Extracted records

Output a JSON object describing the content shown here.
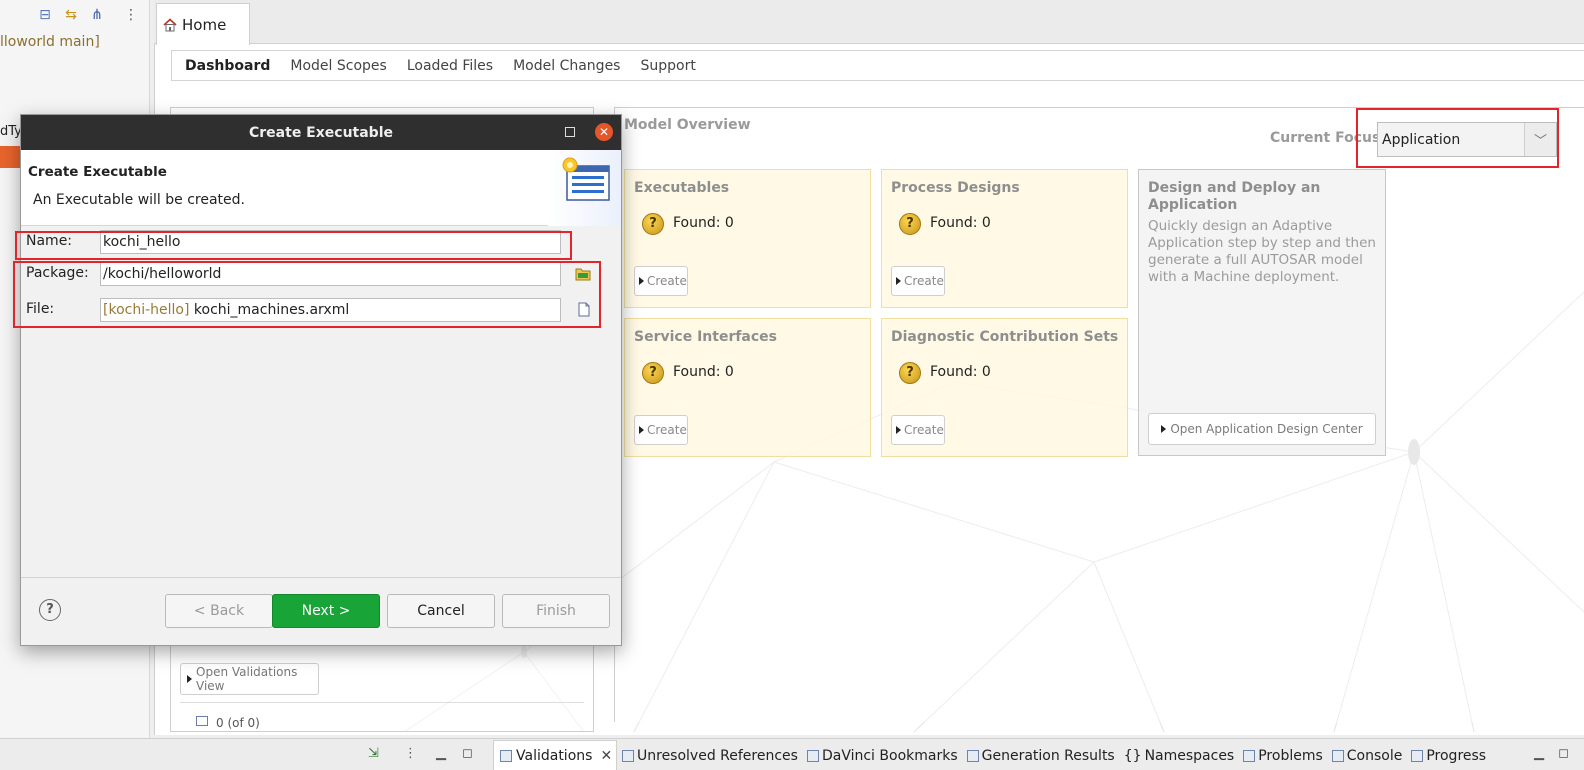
{
  "explorer": {
    "project_label": "lloworld main]",
    "column_fragment": "dTy"
  },
  "editor": {
    "tab_label": "Home",
    "subnav": [
      "Dashboard",
      "Model Scopes",
      "Loaded Files",
      "Model Changes",
      "Support"
    ],
    "validations_link": "Open Validations View",
    "scope_fragment": "0 (of 0)"
  },
  "overview": {
    "title": "Model Overview",
    "focus_label": "Current Focus:",
    "focus_value": "Application",
    "cards": [
      {
        "title": "Executables",
        "found": "Found: 0",
        "button": "Create"
      },
      {
        "title": "Process Designs",
        "found": "Found: 0",
        "button": "Create"
      },
      {
        "title": "Service Interfaces",
        "found": "Found: 0",
        "button": "Create"
      },
      {
        "title": "Diagnostic Contribution Sets",
        "found": "Found: 0",
        "button": "Create"
      }
    ],
    "deploy": {
      "title": "Design and Deploy an Application",
      "description": "Quickly design an Adaptive Application step by step and then generate a full AUTOSAR model with a Machine deployment.",
      "button": "Open Application Design Center"
    }
  },
  "dialog": {
    "title": "Create Executable",
    "header_title": "Create Executable",
    "header_desc": "An Executable will be created.",
    "fields": {
      "name_label": "Name:",
      "name_value": "kochi_hello",
      "package_label": "Package:",
      "package_value": "/kochi/helloworld",
      "file_label": "File:",
      "file_prefix": "[kochi-hello]",
      "file_value": "kochi_machines.arxml"
    },
    "buttons": {
      "help": "?",
      "back": "< Back",
      "next": "Next >",
      "cancel": "Cancel",
      "finish": "Finish"
    }
  },
  "bottom_tabs": {
    "active": "Validations",
    "others": [
      "Unresolved References",
      "DaVinci Bookmarks",
      "Generation Results",
      "Namespaces",
      "Problems",
      "Console",
      "Progress"
    ]
  },
  "colors": {
    "highlight": "#e0252b",
    "primary_button": "#18a436",
    "card_yellow": "#fff8de",
    "title_bar": "#2f2f2f"
  }
}
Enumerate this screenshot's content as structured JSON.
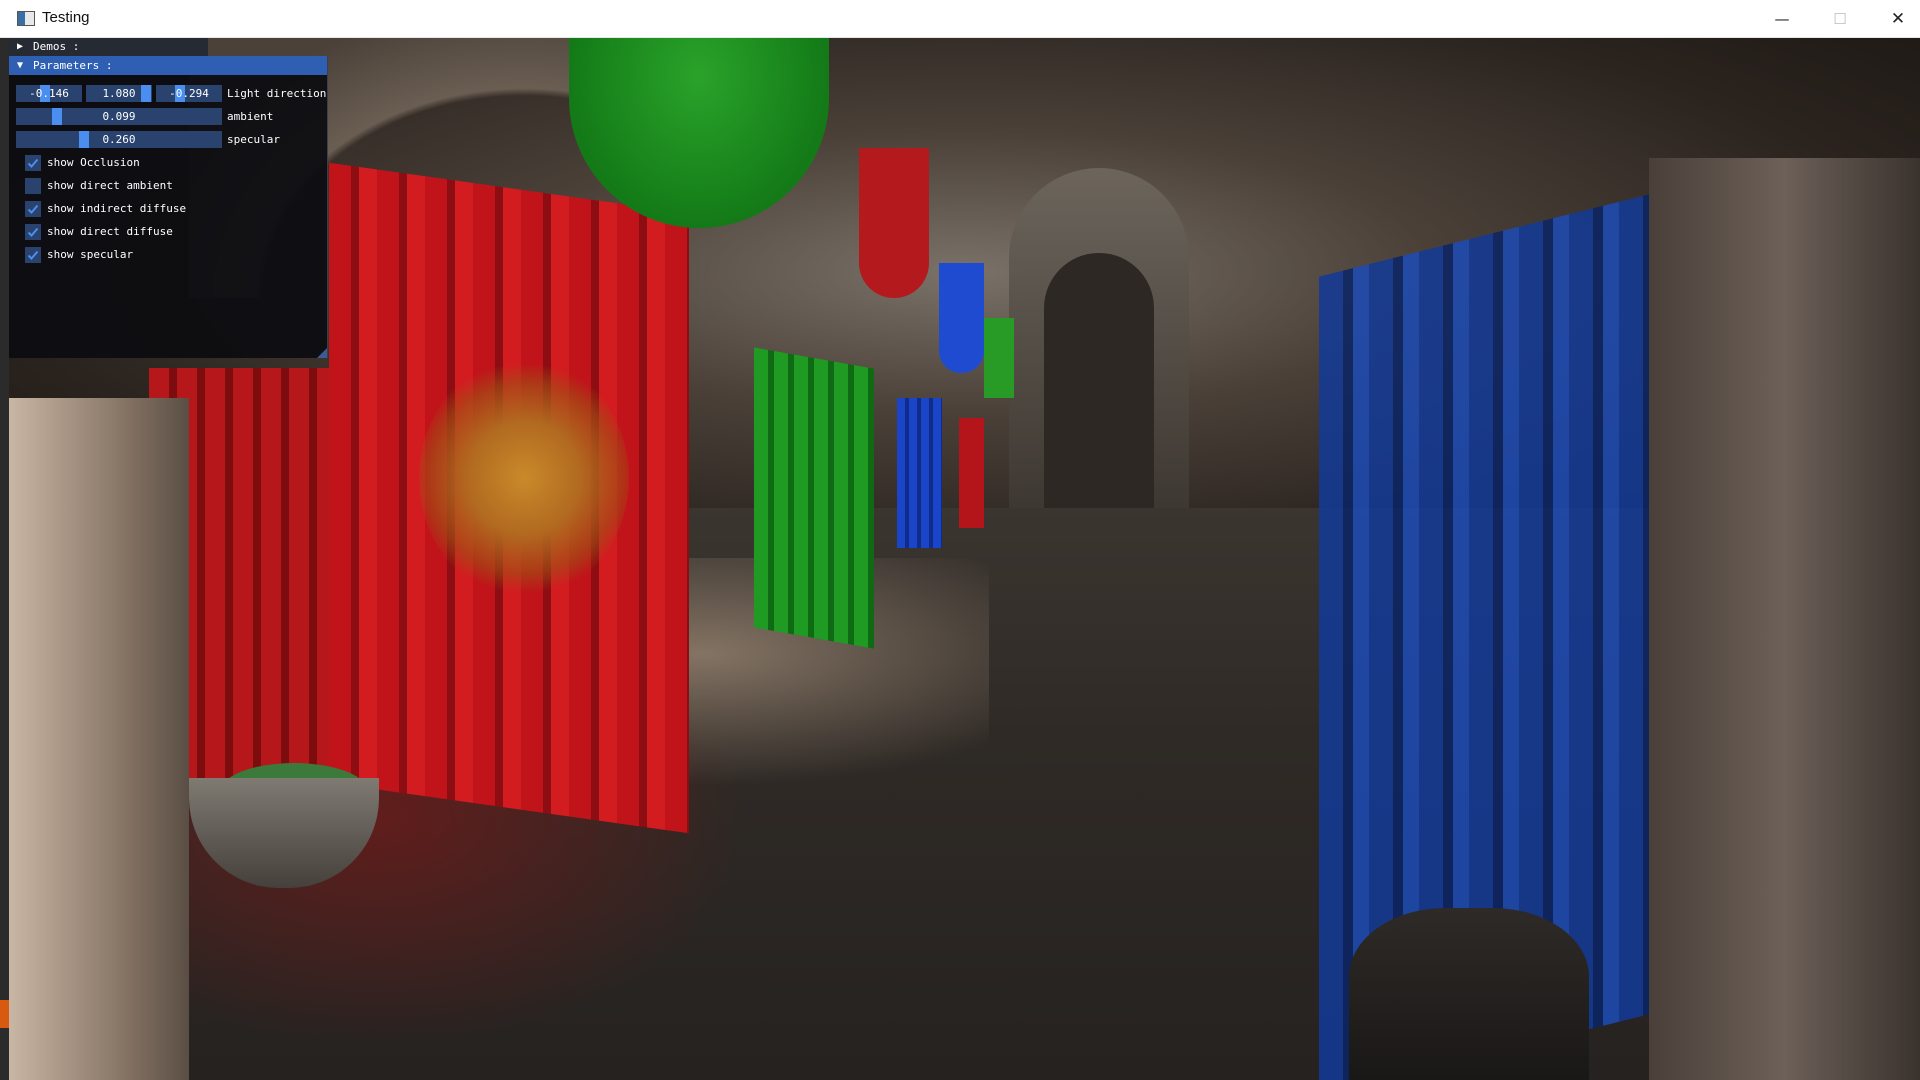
{
  "window": {
    "title": "Testing",
    "minimize": "—",
    "maximize": "☐",
    "close": "✕",
    "icon": "app-window-icon"
  },
  "menu": {
    "demos_label": "Demos :",
    "parameters_label": "Parameters :"
  },
  "light_direction": {
    "x": "-0.146",
    "y": "1.080",
    "z": "-0.294",
    "label": "Light direction"
  },
  "ambient": {
    "value": "0.099",
    "fraction": 0.099,
    "label": "ambient"
  },
  "specular": {
    "value": "0.260",
    "fraction": 0.26,
    "label": "specular"
  },
  "toggles": [
    {
      "label": "show Occlusion",
      "checked": true
    },
    {
      "label": "show direct ambient",
      "checked": false
    },
    {
      "label": "show indirect diffuse",
      "checked": true
    },
    {
      "label": "show direct diffuse",
      "checked": true
    },
    {
      "label": "show specular",
      "checked": true
    }
  ],
  "colors": {
    "accent": "#2f5fb3",
    "frame_bg": "#29426e",
    "slider_grab": "#4a8ef0",
    "check": "#4a8ef0"
  }
}
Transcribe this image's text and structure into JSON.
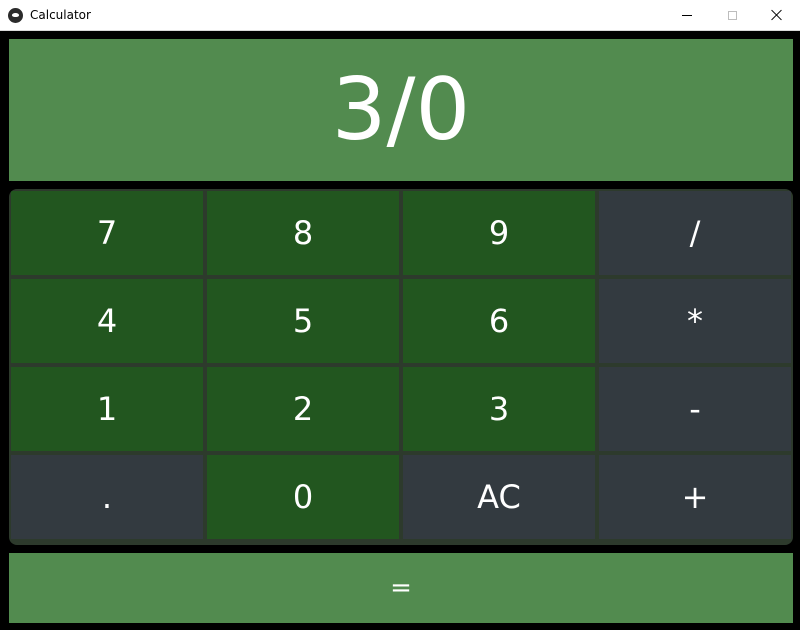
{
  "window": {
    "title": "Calculator"
  },
  "display": {
    "value": "3/0"
  },
  "keys": [
    {
      "label": "7",
      "kind": "num"
    },
    {
      "label": "8",
      "kind": "num"
    },
    {
      "label": "9",
      "kind": "num"
    },
    {
      "label": "/",
      "kind": "op"
    },
    {
      "label": "4",
      "kind": "num"
    },
    {
      "label": "5",
      "kind": "num"
    },
    {
      "label": "6",
      "kind": "num"
    },
    {
      "label": "*",
      "kind": "op"
    },
    {
      "label": "1",
      "kind": "num"
    },
    {
      "label": "2",
      "kind": "num"
    },
    {
      "label": "3",
      "kind": "num"
    },
    {
      "label": "-",
      "kind": "op"
    },
    {
      "label": ".",
      "kind": "op"
    },
    {
      "label": "0",
      "kind": "num"
    },
    {
      "label": "AC",
      "kind": "op"
    },
    {
      "label": "+",
      "kind": "op"
    }
  ],
  "equals": {
    "label": "="
  },
  "colors": {
    "display_bg": "#528b4f",
    "number_key_bg": "#22561f",
    "operator_key_bg": "#333a40",
    "window_bg": "#000000"
  },
  "icons": {
    "app": "app-icon",
    "minimize": "minimize-icon",
    "maximize": "maximize-icon",
    "close": "close-icon"
  }
}
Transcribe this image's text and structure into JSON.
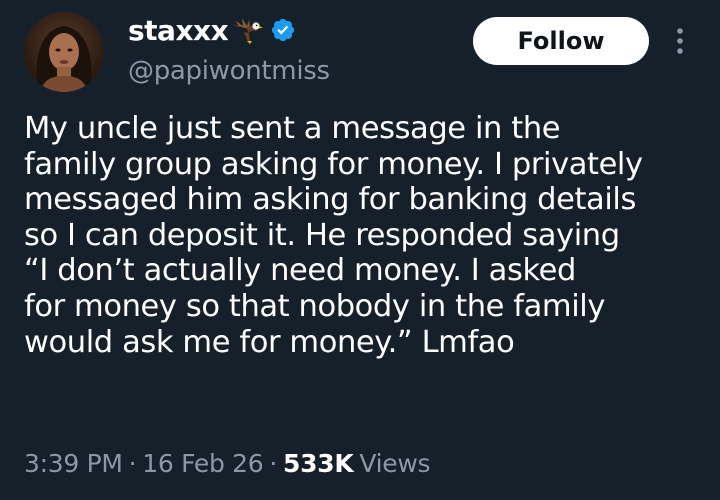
{
  "author": {
    "display_name": "staxxx",
    "handle": "@papiwontmiss",
    "avatar": "avatar",
    "emoji": "eagle-icon",
    "verified": "verified-badge-icon"
  },
  "actions": {
    "follow_label": "Follow",
    "more": "more-options-icon"
  },
  "tweet": {
    "lines": [
      "My uncle just sent a message in the",
      "family group asking for money. I privately",
      "messaged him asking for banking details",
      "so I can deposit it. He responded saying",
      "“I don’t actually need money. I asked",
      "for money so that nobody in the family",
      "would ask me for money.” Lmfao"
    ]
  },
  "meta": {
    "time": "3:39 PM",
    "separator": "·",
    "date": "16 Feb 26",
    "views_count": "533K",
    "views_label": "Views"
  },
  "colors": {
    "background": "#15202b",
    "text": "#ffffff",
    "secondary_text": "#8b98a5",
    "verified": "#1d9bf0",
    "follow_bg": "#ffffff"
  }
}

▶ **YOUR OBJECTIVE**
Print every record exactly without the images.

▶ **ANSWER AREA**
Output a JSON object describing the content shown here.
{
  "explorer": {
    "project_label": "lloworld main]",
    "column_fragment": "dTy"
  },
  "editor": {
    "tab_label": "Home",
    "subnav": [
      "Dashboard",
      "Model Scopes",
      "Loaded Files",
      "Model Changes",
      "Support"
    ],
    "validations_link": "Open Validations View",
    "scope_fragment": "0 (of 0)"
  },
  "overview": {
    "title": "Model Overview",
    "focus_label": "Current Focus:",
    "focus_value": "Application",
    "cards": [
      {
        "title": "Executables",
        "found": "Found: 0",
        "button": "Create"
      },
      {
        "title": "Process Designs",
        "found": "Found: 0",
        "button": "Create"
      },
      {
        "title": "Service Interfaces",
        "found": "Found: 0",
        "button": "Create"
      },
      {
        "title": "Diagnostic Contribution Sets",
        "found": "Found: 0",
        "button": "Create"
      }
    ],
    "deploy": {
      "title": "Design and Deploy an Application",
      "description": "Quickly design an Adaptive Application step by step and then generate a full AUTOSAR model with a Machine deployment.",
      "button": "Open Application Design Center"
    }
  },
  "dialog": {
    "title": "Create Executable",
    "header_title": "Create Executable",
    "header_desc": "An Executable will be created.",
    "fields": {
      "name_label": "Name:",
      "name_value": "kochi_hello",
      "package_label": "Package:",
      "package_value": "/kochi/helloworld",
      "file_label": "File:",
      "file_prefix": "[kochi-hello]",
      "file_value": "kochi_machines.arxml"
    },
    "buttons": {
      "help": "?",
      "back": "< Back",
      "next": "Next >",
      "cancel": "Cancel",
      "finish": "Finish"
    }
  },
  "bottom_tabs": {
    "active": "Validations",
    "others": [
      "Unresolved References",
      "DaVinci Bookmarks",
      "Generation Results",
      "Namespaces",
      "Problems",
      "Console",
      "Progress"
    ]
  },
  "colors": {
    "highlight": "#e0252b",
    "primary_button": "#18a436",
    "card_yellow": "#fff8de",
    "title_bar": "#2f2f2f"
  }
}
Enumerate this screenshot's content as structured JSON.
{
  "window": {
    "title": "Testing",
    "minimize": "—",
    "maximize": "☐",
    "close": "✕",
    "icon": "app-window-icon"
  },
  "menu": {
    "demos_label": "Demos :",
    "parameters_label": "Parameters :"
  },
  "light_direction": {
    "x": "-0.146",
    "y": "1.080",
    "z": "-0.294",
    "label": "Light direction"
  },
  "ambient": {
    "value": "0.099",
    "fraction": 0.099,
    "label": "ambient"
  },
  "specular": {
    "value": "0.260",
    "fraction": 0.26,
    "label": "specular"
  },
  "toggles": [
    {
      "label": "show Occlusion",
      "checked": true
    },
    {
      "label": "show direct ambient",
      "checked": false
    },
    {
      "label": "show indirect diffuse",
      "checked": true
    },
    {
      "label": "show direct diffuse",
      "checked": true
    },
    {
      "label": "show specular",
      "checked": true
    }
  ],
  "colors": {
    "accent": "#2f5fb3",
    "frame_bg": "#29426e",
    "slider_grab": "#4a8ef0",
    "check": "#4a8ef0"
  }
}
Transcribe this image's text and structure into JSON.
{
  "window": {
    "title": "Calculator"
  },
  "display": {
    "value": "3/0"
  },
  "keys": [
    {
      "label": "7",
      "kind": "num"
    },
    {
      "label": "8",
      "kind": "num"
    },
    {
      "label": "9",
      "kind": "num"
    },
    {
      "label": "/",
      "kind": "op"
    },
    {
      "label": "4",
      "kind": "num"
    },
    {
      "label": "5",
      "kind": "num"
    },
    {
      "label": "6",
      "kind": "num"
    },
    {
      "label": "*",
      "kind": "op"
    },
    {
      "label": "1",
      "kind": "num"
    },
    {
      "label": "2",
      "kind": "num"
    },
    {
      "label": "3",
      "kind": "num"
    },
    {
      "label": "-",
      "kind": "op"
    },
    {
      "label": ".",
      "kind": "op"
    },
    {
      "label": "0",
      "kind": "num"
    },
    {
      "label": "AC",
      "kind": "op"
    },
    {
      "label": "+",
      "kind": "op"
    }
  ],
  "equals": {
    "label": "="
  },
  "colors": {
    "display_bg": "#528b4f",
    "number_key_bg": "#22561f",
    "operator_key_bg": "#333a40",
    "window_bg": "#000000"
  },
  "icons": {
    "app": "app-icon",
    "minimize": "minimize-icon",
    "maximize": "maximize-icon",
    "close": "close-icon"
  }
}
Transcribe this image's text and structure into JSON.
{
  "author": {
    "display_name": "staxxx",
    "handle": "@papiwontmiss",
    "avatar": "avatar",
    "emoji": "eagle-icon",
    "verified": "verified-badge-icon"
  },
  "actions": {
    "follow_label": "Follow",
    "more": "more-options-icon"
  },
  "tweet": {
    "lines": [
      "My uncle just sent a message in the",
      "family group asking for money. I privately",
      "messaged him asking for banking details",
      "so I can deposit it. He responded saying",
      "“I don’t actually need money. I asked",
      "for money so that nobody in the family",
      "would ask me for money.” Lmfao"
    ]
  },
  "meta": {
    "time": "3:39 PM",
    "separator": "·",
    "date": "16 Feb 26",
    "views_count": "533K",
    "views_label": "Views"
  },
  "colors": {
    "background": "#15202b",
    "text": "#ffffff",
    "secondary_text": "#8b98a5",
    "verified": "#1d9bf0",
    "follow_bg": "#ffffff"
  }
}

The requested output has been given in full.